* _Data_
=== Begin Enclosure ===

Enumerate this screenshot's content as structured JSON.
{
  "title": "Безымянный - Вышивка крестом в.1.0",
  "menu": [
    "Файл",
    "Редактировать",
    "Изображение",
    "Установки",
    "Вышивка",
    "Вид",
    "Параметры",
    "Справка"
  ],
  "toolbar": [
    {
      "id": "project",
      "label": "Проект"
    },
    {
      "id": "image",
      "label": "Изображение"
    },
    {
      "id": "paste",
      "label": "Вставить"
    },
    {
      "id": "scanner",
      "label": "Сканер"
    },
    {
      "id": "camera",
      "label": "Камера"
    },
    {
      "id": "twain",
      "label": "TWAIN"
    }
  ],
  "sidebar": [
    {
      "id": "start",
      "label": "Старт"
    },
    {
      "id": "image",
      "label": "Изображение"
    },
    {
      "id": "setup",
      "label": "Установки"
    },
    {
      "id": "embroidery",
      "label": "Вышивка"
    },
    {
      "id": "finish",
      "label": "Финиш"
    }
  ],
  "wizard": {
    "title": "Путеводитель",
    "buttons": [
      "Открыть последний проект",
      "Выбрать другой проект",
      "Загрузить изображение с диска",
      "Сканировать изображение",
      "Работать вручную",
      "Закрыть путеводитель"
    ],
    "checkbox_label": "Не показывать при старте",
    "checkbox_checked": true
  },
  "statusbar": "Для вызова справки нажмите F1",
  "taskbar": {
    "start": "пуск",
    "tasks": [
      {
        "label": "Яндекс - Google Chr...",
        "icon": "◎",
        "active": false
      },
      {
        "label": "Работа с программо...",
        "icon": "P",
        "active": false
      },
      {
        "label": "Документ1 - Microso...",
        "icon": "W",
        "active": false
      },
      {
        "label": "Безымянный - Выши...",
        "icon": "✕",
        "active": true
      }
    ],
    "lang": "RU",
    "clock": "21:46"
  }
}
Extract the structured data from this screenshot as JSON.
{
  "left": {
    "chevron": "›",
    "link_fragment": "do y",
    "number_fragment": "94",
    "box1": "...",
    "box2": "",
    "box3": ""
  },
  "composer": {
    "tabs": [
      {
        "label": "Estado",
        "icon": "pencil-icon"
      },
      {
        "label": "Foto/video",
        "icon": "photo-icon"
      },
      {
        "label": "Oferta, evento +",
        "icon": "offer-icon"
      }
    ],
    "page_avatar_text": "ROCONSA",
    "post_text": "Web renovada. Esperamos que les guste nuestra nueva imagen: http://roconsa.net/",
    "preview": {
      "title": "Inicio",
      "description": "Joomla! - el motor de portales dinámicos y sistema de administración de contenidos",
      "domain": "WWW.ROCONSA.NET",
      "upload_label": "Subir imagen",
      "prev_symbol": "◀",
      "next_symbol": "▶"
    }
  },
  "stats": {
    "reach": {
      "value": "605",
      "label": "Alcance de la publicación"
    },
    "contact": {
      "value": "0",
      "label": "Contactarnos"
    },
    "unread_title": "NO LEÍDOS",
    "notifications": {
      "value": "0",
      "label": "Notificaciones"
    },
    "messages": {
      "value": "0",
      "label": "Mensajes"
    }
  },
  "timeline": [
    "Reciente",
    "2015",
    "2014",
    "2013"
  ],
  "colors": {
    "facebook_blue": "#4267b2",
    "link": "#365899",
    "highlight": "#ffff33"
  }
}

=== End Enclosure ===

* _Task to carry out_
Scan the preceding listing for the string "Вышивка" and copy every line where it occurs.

* _Exercise solution_
  "title": "Безымянный - Вышивка крестом в.1.0",
    "Вышивка",
      "label": "Вышивка"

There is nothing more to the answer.